Even when you have to light up the stage for a single person, the factors to consider like lighting design guide is important. From the tone of the colors emitted to the movement of light, lighting designers and technicians should plan a lighting design that complements the interpreter while making the scene come alive to create a realistic atmosphere. The techniques that are decided for one person are different from those needed for assemblies on stage lighting design guide.
16 Picture Gallery: Stage Lighting Design Guide for One Person
Choose your color scheme for stage lighting. Become familiar with the interpretation of the soloist, because interpretation impacts the mood you need to mark with the lighting. For example, if an actor is performing a monologue of a tragedy, not bright and cheerful colors you would use. Instead, melancholy colors like blue, green and violet color are optimal choices for a drama.
Design the concept of visibility. Think how visible should be the interpreter for the hearing. Because there is only one person on stage, the audience will care about that individual. Talk to the manager about the vision you have with lighting design guide for that scene and complete interpretation. For example, some managers may want the solo performer in silhouette, while other directors want a spotlight on the solo performer to illuminate the head to toe.
Work the natural environment of the interpretation of the soloist in a lighting design plan. If the natural environment where the interpretation of the soloist takes place is a forest, for example, you could use special lighting effects to make it look like there are shadows of the trees in the background. The color is also impacted by the natural environment.
For example, an interpretation set in the woods can inspire the lighting designer to use green in some like gels with gels cafes in other to create the appearance of a forest. Determine the distribution of lights to the interpreter. Decide whether you will use a lighting design low angle, giving the interpreter a softer look, or a high angle from above, which acts as a flood of light falling onto the actor and illuminates his spot on the stage. Use backlight to create dimension for the person on stage.

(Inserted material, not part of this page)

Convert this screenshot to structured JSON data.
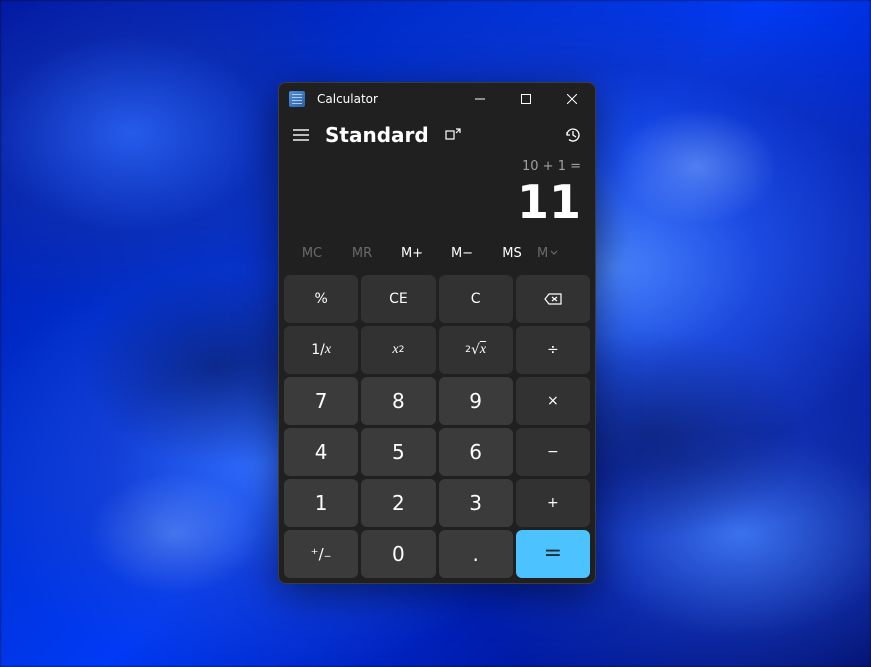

The backlight makes it look like that the interpreter has a glow from behind, adding depth to their stage presence. Romantic interpretations of drama and tragedy typically work with backlights rather than the comedies. Ask the manager if the interpreter is moving everywhere during the show. If so, create a movement plan to follow the interpreter lights with a reflector based on lighting design guide.
This post topic: Lighting Design